> **Your task**: From the entries below, copy every line that holds the word "fatale".

*** Provided material ***

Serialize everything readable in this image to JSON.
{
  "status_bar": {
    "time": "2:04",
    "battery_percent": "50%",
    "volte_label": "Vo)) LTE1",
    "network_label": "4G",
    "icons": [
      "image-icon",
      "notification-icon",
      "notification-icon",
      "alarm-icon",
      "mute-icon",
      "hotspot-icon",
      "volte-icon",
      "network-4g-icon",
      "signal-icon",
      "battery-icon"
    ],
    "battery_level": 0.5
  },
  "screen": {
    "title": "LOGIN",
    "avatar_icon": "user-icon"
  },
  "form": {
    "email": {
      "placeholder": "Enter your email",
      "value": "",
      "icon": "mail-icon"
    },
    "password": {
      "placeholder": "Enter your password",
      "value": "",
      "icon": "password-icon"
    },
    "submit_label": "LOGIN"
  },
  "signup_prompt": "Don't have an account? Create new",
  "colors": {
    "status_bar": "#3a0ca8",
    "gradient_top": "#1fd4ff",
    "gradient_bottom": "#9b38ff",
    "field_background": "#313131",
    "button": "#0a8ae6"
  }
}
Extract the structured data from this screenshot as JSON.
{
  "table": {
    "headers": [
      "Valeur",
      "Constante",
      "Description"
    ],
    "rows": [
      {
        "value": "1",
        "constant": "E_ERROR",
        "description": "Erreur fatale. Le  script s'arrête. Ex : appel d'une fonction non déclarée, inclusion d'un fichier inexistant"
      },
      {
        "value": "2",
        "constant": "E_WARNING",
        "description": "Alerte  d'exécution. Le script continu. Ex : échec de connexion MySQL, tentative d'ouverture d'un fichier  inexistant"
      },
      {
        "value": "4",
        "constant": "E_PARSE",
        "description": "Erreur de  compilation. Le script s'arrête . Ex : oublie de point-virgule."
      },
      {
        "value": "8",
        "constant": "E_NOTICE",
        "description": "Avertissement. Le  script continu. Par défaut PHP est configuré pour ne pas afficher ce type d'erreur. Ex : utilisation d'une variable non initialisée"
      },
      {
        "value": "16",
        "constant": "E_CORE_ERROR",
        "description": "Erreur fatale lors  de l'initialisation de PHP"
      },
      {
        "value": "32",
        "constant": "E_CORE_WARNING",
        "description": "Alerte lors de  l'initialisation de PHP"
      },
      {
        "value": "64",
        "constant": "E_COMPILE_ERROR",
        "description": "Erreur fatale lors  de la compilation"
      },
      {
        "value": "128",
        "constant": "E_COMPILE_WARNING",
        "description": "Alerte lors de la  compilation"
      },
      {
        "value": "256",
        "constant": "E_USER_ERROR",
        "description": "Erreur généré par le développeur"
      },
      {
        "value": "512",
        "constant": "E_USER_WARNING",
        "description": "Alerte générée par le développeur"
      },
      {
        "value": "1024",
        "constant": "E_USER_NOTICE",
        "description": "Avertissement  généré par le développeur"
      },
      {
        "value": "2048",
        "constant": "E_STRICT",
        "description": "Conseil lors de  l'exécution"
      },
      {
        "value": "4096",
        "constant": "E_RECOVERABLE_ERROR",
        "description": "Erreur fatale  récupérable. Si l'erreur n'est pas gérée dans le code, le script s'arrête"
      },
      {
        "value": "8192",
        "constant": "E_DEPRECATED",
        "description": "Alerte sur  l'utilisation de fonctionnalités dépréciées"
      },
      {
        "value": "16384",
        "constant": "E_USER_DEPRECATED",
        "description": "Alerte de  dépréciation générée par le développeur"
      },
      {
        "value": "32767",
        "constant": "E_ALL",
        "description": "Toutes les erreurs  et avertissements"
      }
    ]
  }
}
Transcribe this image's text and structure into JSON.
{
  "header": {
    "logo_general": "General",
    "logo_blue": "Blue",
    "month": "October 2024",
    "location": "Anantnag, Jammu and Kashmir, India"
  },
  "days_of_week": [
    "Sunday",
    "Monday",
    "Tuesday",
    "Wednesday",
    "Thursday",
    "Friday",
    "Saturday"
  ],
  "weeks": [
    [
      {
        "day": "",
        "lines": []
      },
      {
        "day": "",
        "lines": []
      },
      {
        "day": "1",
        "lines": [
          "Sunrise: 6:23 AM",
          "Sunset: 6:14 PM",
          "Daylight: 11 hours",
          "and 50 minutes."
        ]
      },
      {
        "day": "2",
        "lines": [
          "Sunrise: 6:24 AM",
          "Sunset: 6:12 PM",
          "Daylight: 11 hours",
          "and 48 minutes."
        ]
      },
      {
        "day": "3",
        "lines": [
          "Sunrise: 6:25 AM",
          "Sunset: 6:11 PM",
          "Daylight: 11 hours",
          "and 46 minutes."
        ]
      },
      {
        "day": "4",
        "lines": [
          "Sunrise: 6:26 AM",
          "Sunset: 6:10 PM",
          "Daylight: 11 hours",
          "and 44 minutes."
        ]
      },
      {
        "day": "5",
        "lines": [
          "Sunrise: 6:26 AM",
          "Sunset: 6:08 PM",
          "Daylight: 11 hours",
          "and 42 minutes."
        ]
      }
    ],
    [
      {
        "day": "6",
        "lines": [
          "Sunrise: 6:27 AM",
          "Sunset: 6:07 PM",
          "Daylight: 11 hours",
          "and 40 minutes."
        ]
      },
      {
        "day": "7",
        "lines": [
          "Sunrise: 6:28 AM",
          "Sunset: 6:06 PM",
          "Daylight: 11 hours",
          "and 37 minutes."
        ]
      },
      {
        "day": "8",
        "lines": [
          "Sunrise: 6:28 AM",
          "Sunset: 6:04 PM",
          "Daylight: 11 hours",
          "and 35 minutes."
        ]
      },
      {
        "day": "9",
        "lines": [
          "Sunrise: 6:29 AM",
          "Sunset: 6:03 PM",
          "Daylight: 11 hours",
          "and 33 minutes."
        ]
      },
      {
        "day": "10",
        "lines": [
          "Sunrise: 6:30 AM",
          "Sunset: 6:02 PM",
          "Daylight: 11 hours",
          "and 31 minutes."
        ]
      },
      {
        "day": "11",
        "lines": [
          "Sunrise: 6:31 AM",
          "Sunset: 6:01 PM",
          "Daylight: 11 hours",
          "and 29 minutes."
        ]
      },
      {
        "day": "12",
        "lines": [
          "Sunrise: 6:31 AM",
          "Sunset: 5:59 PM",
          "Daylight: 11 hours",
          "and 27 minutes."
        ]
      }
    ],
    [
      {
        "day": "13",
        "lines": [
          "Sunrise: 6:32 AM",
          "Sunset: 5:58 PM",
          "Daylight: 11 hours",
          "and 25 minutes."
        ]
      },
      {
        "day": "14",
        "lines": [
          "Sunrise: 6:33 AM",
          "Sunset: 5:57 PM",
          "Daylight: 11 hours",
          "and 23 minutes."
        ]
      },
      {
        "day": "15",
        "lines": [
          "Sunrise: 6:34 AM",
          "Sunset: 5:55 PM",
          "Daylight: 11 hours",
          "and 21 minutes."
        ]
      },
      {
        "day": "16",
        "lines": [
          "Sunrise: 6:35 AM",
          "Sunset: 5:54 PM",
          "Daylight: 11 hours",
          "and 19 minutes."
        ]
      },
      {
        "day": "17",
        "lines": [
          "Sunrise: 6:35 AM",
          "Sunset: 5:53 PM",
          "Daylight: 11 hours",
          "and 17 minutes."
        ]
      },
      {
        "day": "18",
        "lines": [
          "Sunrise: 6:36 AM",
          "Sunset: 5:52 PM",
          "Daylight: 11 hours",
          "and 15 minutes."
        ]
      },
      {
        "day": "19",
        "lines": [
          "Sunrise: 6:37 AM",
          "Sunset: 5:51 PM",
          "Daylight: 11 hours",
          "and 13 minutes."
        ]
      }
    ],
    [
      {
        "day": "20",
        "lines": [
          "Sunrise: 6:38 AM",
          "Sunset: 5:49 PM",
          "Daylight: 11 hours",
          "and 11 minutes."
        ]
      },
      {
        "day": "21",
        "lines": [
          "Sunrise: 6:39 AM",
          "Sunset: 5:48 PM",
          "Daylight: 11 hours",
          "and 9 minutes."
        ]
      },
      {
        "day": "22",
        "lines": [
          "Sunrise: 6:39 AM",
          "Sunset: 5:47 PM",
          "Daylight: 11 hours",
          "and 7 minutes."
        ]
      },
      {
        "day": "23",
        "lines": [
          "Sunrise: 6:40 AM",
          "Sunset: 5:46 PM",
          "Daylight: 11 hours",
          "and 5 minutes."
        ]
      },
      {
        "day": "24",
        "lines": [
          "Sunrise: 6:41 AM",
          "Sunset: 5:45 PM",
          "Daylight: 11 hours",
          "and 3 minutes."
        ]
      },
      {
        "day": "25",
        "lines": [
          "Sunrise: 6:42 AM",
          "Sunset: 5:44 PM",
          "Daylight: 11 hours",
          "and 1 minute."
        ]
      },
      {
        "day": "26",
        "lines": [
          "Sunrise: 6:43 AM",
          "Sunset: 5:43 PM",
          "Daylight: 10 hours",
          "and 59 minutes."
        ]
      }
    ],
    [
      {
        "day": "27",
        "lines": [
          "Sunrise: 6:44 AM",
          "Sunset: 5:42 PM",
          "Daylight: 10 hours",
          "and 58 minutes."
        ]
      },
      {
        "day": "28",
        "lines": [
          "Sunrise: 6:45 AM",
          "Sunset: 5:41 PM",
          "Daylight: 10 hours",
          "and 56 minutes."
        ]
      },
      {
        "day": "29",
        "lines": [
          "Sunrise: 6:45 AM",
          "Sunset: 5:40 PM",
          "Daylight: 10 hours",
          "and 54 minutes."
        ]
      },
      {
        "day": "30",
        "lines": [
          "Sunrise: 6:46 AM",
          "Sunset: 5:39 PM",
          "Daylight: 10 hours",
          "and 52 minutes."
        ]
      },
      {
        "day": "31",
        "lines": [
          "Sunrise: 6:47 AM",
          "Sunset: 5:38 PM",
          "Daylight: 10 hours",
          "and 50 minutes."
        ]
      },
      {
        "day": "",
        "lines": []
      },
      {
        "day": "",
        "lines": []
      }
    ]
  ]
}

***

> **Solved exercise**:
        "description": "Erreur fatale. Le  script s'arrête. Ex : appel d'une fonction non déclarée, inclusion d'un fichier inexistant"
        "description": "Erreur fatale lors  de l'initialisation de PHP"
        "description": "Erreur fatale lors  de la compilation"
        "description": "Erreur fatale  récupérable. Si l'erreur n'est pas gérée dans le code, le script s'arrête"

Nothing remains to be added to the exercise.